Advertisement
YOU ARE HERE: LAT HomeCollectionsFixme

CAREERS: A CLOSER LOOK AT 'DREAM JOBS'

FBI Agent Surfs the Dark Side of the Internet

Working undercover through child-porn Web sites in an effort to catch predators is draining, but it has its rewards.

March 27, 2000|GREG MILLER | TIMES STAFF WRITER

When a former Infoseek Corp. executive pleaded guilty in federal court this month to trying to seduce a 13-year-old girl over the Internet, the object of his illicit affections was seated at the prosecutors' table just a few feet away.

"She" is Bruce Applin, a strapping, 6-foot, 2-inch, special agent with the FBI whose primary job is to pose online as a teenage girl or boy, trolling through seedy chat rooms for sexual predators.

Sitting at a keyboard up to 20 hours a week and typing "kewl" to the pathetic come-ons of cyberspace pedophiles is not how most people envision FBI agents spending their time.

But Applin is one of dozens of agents around the country--including six in Los Angeles--taking part in such Internet stings. They aim to catch offenders when they cross the line of legality from chatting about their fantasies to acting on them. The agents also scour the Net for pornographic pictures of children.

For agents, it can be a draining and sometimes sickening job. Applin, a 30-year-old ex-Marine, admits it is an assignment he didn't even know existed when he applied for a job with the FBI three years ago. If the bureau had asked him then whether he'd be up for such a task, he said, "I would have said no."

He has come to appreciate the job's importance and rewards. But he chuckles when asked about the disparity between people's perception of FBI work and the daily reality of his job. "Most people," he said, "have an idealized version of what being an FBI agent is like."

Indeed, no employer in law enforcement--let alone government--has so routinely basked in such positive publicity. Hollywood always has been enamored of the bureau, making FBI agents the heroic leads of such films as "Silence of the Lambs." And the long-running ABC television series "The FBI," which aired from 1965 to 1974, portrayed the bureau in such a glowing light that some TV buffs still suspect J. Edgar Hoover had a hand in the scripts.

The FBI has taken some lumps in recent years, embarrassed by the release of its secret files on such innocuous celebrities as John Lennon, as well as its role in the 1993 Waco debacle.

But the prestige and power of the FBI continue to attract legions of would-be agents every year.

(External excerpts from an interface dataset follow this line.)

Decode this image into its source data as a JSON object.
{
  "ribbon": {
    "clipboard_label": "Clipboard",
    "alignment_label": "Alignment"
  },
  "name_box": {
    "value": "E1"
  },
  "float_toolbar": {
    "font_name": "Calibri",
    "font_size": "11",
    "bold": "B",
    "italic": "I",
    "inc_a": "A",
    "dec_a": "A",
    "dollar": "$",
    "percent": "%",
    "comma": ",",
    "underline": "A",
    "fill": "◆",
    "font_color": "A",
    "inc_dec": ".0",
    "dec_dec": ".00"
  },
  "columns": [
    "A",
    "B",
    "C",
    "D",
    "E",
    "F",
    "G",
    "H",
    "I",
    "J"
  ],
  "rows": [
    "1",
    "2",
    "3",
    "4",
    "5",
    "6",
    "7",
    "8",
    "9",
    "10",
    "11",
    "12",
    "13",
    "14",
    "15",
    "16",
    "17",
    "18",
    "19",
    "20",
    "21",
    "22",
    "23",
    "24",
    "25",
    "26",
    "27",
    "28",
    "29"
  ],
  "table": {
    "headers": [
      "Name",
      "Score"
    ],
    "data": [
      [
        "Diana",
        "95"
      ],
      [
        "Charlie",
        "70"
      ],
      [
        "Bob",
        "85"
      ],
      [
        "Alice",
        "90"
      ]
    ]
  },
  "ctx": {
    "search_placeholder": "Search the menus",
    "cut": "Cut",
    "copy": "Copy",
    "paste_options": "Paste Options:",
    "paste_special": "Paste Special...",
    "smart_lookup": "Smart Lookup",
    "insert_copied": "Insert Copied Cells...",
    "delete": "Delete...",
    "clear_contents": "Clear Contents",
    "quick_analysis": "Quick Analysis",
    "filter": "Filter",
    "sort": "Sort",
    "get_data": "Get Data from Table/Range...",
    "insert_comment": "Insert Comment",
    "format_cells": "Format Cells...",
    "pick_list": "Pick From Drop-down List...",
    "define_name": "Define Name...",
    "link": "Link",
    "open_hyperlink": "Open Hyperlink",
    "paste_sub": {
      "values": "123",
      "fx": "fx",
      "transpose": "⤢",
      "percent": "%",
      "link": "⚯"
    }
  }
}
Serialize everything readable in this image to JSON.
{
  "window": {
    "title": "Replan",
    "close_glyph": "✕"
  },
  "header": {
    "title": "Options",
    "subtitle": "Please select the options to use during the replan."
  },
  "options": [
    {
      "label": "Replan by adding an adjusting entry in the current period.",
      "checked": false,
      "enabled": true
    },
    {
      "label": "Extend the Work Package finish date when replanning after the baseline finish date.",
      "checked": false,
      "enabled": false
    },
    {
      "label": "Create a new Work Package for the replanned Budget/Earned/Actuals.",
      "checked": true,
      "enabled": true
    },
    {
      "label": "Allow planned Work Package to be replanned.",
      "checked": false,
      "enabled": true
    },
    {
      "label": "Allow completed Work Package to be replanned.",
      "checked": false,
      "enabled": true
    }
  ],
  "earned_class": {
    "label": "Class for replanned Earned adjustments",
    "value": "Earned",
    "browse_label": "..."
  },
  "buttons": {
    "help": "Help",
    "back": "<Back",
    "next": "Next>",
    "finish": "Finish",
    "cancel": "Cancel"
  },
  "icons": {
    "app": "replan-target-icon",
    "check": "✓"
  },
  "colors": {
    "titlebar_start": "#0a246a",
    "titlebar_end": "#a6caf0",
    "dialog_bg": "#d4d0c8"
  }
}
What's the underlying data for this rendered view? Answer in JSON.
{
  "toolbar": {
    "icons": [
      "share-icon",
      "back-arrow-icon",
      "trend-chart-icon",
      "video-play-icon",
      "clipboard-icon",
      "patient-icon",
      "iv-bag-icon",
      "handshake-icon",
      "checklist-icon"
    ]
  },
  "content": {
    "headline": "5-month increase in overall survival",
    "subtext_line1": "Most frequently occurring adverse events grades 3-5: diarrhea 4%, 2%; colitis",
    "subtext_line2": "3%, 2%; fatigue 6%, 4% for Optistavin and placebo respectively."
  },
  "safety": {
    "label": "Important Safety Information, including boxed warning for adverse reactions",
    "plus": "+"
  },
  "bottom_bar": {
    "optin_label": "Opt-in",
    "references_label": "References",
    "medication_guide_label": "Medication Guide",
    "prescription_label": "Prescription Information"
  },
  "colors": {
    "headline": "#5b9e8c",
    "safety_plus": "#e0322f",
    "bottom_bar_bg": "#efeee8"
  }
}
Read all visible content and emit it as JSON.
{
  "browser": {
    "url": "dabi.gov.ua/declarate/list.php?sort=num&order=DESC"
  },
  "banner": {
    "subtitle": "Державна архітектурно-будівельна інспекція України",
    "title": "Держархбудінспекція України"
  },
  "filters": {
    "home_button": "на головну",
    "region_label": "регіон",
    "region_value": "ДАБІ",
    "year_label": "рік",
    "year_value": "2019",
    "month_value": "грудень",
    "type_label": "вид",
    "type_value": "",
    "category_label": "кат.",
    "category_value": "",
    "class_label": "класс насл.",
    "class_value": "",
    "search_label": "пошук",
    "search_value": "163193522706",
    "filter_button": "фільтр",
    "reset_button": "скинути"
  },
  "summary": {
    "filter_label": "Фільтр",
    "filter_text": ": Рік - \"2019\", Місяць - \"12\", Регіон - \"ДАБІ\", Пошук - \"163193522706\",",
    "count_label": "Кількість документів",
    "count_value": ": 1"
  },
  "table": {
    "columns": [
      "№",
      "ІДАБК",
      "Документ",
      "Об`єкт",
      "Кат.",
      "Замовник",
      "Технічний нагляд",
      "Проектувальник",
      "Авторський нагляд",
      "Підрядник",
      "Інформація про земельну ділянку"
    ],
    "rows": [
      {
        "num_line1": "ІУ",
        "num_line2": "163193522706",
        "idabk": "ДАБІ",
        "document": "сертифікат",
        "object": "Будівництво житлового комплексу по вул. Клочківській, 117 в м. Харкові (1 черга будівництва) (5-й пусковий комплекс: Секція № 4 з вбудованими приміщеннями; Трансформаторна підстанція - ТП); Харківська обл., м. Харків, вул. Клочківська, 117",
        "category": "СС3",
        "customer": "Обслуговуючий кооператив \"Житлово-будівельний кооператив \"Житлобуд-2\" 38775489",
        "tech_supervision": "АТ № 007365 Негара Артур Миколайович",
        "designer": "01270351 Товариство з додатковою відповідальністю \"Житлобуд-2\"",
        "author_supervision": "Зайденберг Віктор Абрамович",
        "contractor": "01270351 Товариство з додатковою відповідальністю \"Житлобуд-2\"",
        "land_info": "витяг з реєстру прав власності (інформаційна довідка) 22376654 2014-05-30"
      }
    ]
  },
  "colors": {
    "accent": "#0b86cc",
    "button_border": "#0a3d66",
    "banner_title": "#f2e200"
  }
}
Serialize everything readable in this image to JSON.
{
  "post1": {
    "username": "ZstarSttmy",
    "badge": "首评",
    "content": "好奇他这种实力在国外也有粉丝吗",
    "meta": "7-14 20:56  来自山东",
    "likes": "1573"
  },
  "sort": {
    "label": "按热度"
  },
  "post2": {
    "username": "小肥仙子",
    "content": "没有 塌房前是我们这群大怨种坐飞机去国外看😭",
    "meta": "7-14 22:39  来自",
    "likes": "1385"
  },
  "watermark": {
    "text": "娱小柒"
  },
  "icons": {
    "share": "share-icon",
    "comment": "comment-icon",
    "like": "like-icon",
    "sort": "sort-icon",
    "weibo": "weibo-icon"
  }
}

More than 8,840 people applied for jobs with the bureau last year, and just 730 new agents were hired.

The selection process is daunting. Competitive candidates typically have college degrees, plus training in a specialty such as accounting or technology, or a background in the military or law enforcement. Applicants undergo a battery of tests before they even get to the interview stage. Then come exhaustive background investigations that can take a year or more and poke into every nook of an applicant's past. After that come drug tests and polygraph exams.

Applin said he wanted to be an FBI agent ever since he was a teenager in Alabama and his father took him to meet a friend who worked at the bureau's field office in Mobile. He earned a degree in history at the Citadel, then served four years in the Marine Corps as a signals intelligence officer, intercepting the communications of foreign governments.

As his Marine stint came to a close, he took a position as a software development consultant with Andersen Consulting. A year later, he left for the FBI Academy in Quantico, Va. He was assigned to the Los Angeles field office, where officials were looking to expand their Crimes Against Children task force.

Randy Aden, the special agent in charge of the task force, said he has to make careful hiring decisions because the work can be so disturbing. He probes candidates not only on their work ethic, but also their support system outside the job, their home life, how they relieve stress.

"We see a lot of things most people never see," Aden said. One agent working a child porn case recently spent days poring over thousands of pictures seized by U.S. customs agents.

"He told me he went to sleep at night seeing those pictures over and over again," Aden said. "This work can subconsciously impact the way you think and feel. We don't want people to become so calloused and hardened that they leave this job different from when we brought them in."

Applin, who makes about $67,000 a year, said he didn't relish the prospect of chatting with sexual predators or viewing child porn. But he was drawn to the job by other aspects that he said are quite rewarding.

He gets to do far more undercover work, for instance, than most agents with his experience. The job entails late-night stakeouts, choreographed raids and tense manhunts--all of the adrenaline-fueled duties that attracted him to the FBI in the first place. Even the chat room work poses unique challenges.

"It's a mental game of cat and mouse," Applin said. "Chatting with 12 or 13 people at a time can be exhausting, and you're afraid the one guy you ignore is the one who's going to do something."

Advertisement
Los Angeles Times Articles
|
|
|